On the whole, this was an unexpectedly amusing book. Not unexpected in that we didn’t expect it to be – more that we didn’t expect it to be funny in the way that it was. Macabre, deeply weird and told with an unashamed bias (for the authors own perspective); this book embraces all those aspects of war often left out of narratives as they are regarded as taking from the nobility of those engaged with fighting for freedom. The author seemed to relish the fact that there was no dignity throughout any of the characters lives – a trait especially prevalent in the more-frequent-than-you’d-expect-even-with-it-being-a-‘war’-book death scenes. The death of Billy’s wife is particularly grotesque and yet almost heroic. Far more so than with the majority of the soldiers.
Another of us mused that – while not an expert on modernism – she felt that this book was a part of that movement. It starts with a disruption, then creation emerges out of terrible events.
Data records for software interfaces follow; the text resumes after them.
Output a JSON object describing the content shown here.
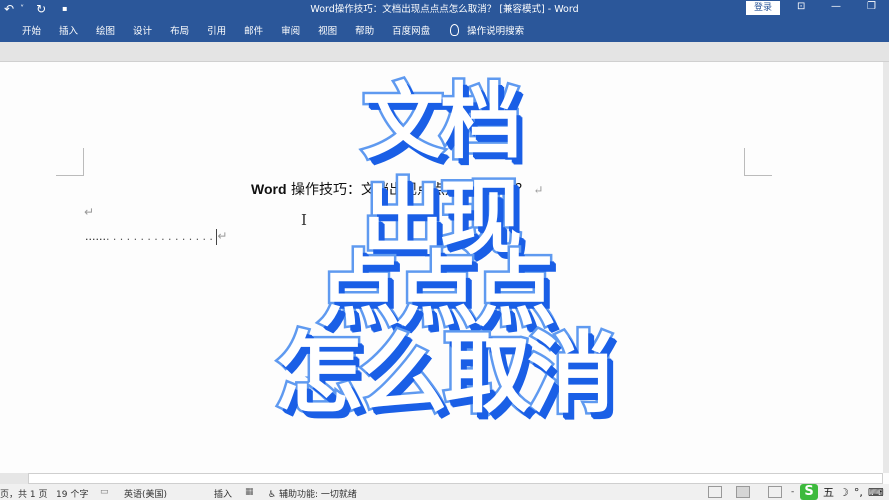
{
  "titlebar": {
    "title": "Word操作技巧：文档出现点点点怎么取消？ [兼容模式] - Word",
    "login_label": "登录",
    "qat": {
      "undo_icon": "↶",
      "undo_dropdown": "˅",
      "redo_icon": "↻",
      "customize": "▪"
    },
    "controls": {
      "ribbon_display": "⊡",
      "minimize": "—",
      "restore": "❐"
    }
  },
  "ribbon": {
    "tabs": [
      "开始",
      "插入",
      "绘图",
      "设计",
      "布局",
      "引用",
      "邮件",
      "审阅",
      "视图",
      "帮助",
      "百度网盘"
    ],
    "tell_me": "操作说明搜索"
  },
  "document": {
    "title_bold": "Word",
    "title_rest": " 操作技巧：文档出现点点点怎么取消？",
    "para_mark": "↵",
    "dots_solid": "......",
    "dots_leader": "................"
  },
  "overlay": {
    "lines": [
      "文档",
      "出现",
      "点点点",
      "怎么取消"
    ],
    "colors": {
      "fill": "#ffffff",
      "stroke": "#5f9af0",
      "shadow": "#1a5fe6"
    }
  },
  "statusbar": {
    "page": "页，共 1 页",
    "words": "19 个字",
    "language": "英语(美国)",
    "mode": "插入",
    "accessibility": "辅助功能: 一切就绪",
    "zoom_minus": "-"
  },
  "ime": {
    "logo": "S",
    "mode": "五",
    "moon": "☽",
    "punct": "°,",
    "keyboard": "⌨"
  }
}
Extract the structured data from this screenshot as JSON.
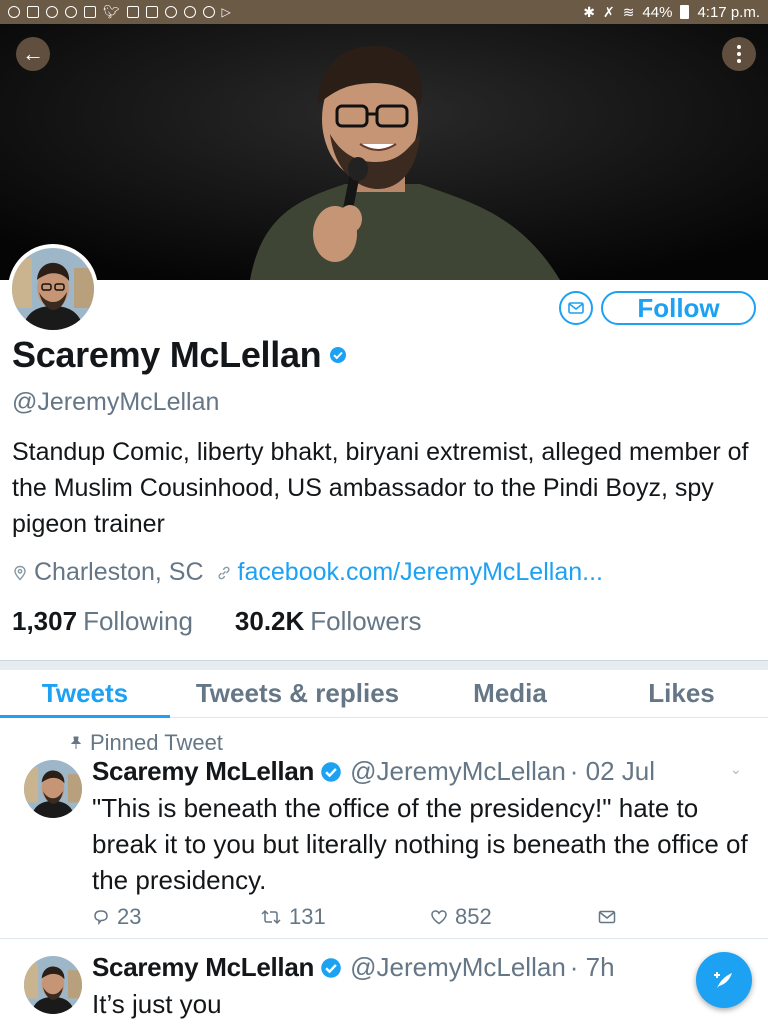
{
  "status_bar": {
    "battery": "44%",
    "time": "4:17 p.m."
  },
  "profile": {
    "display_name": "Scaremy McLellan",
    "handle": "@JeremyMcLellan",
    "bio": "Standup Comic, liberty bhakt, biryani extremist, alleged member of the Muslim Cousinhood, US ambassador to the Pindi Boyz, spy pigeon trainer",
    "location": "Charleston, SC",
    "website": "facebook.com/JeremyMcLellan...",
    "following_count": "1,307",
    "following_label": "Following",
    "followers_count": "30.2K",
    "followers_label": "Followers",
    "follow_label": "Follow",
    "verified": true
  },
  "tabs": [
    {
      "label": "Tweets",
      "active": true
    },
    {
      "label": "Tweets & replies",
      "active": false
    },
    {
      "label": "Media",
      "active": false
    },
    {
      "label": "Likes",
      "active": false
    }
  ],
  "tweets": [
    {
      "pinned_label": "Pinned Tweet",
      "name": "Scaremy McLellan",
      "handle": "@JeremyMcLellan",
      "time": "· 02 Jul",
      "text": "\"This is beneath the office of the presidency!\" hate to break it to you but literally nothing is beneath the office of the presidency.",
      "replies": "23",
      "retweets": "131",
      "likes": "852"
    },
    {
      "name": "Scaremy McLellan",
      "handle": "@JeremyMcLellan",
      "time": "· 7h",
      "text": "It’s just you"
    }
  ],
  "colors": {
    "accent": "#1da1f2",
    "secondary_text": "#657786",
    "status_bar": "#6b5a45"
  }
}
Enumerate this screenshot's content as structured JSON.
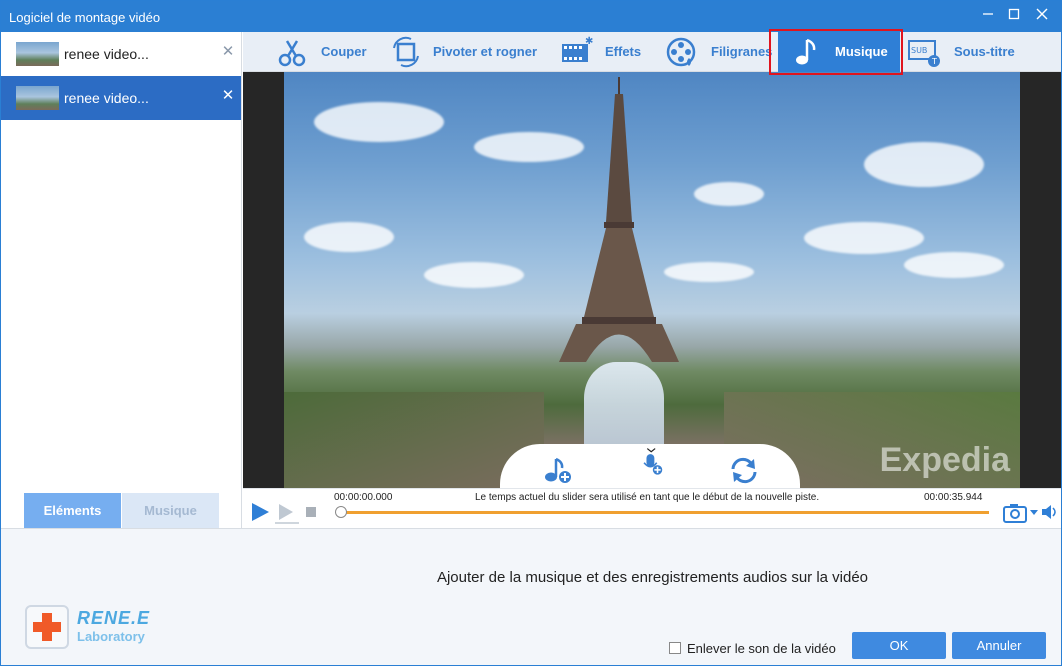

This felt like a new way of telling stories, with intangible ways of looking at the war. We really enjoyed the way something that large was depicted here. There is a certain fatalism that leeches through. All the events have been and will be again. What’s a person to do?
This led naturally enough to the idea stressed in the book that ‘free will’ is a human construct and what that means in terms of our own lives. We also noted a palpable lack of guilt – Billy for example goes through his post-war life with a quiet certainty that all things are: right now: everywhere. That is beautifully realized no one disputed but it was also terribly difficult to relate too.
Time began to escape us so we only briefly considered whether there was a gender bias throughout the novel and reflected on the honesty between the courting of Billy and his eventual missus – finding something strangely romantic in their ability to accept each other as they are, requiring no changes.
We would recommend this book to others, but not blindly. A lot of people would find the narrative to be nonsensical or sea-sick inducing. For anyone who prefer straightforward linear tales; I’d avoid this like a plague. Similarly, the difficulties in relating to any of the characters would provide another block for a lot of even the most enthusiastic readers.
One member in particular found the story particularly hard work after the ‘leap’ and definitely wouldn’t read it again.
The repetitive phrase that runs throughout the book (106 times according to wikipedia) ‘So it goes’ was in constant use during our conversation. And boy did that never get old.
Not at all.
Actual suggestion was Rocky Road with marshmallows.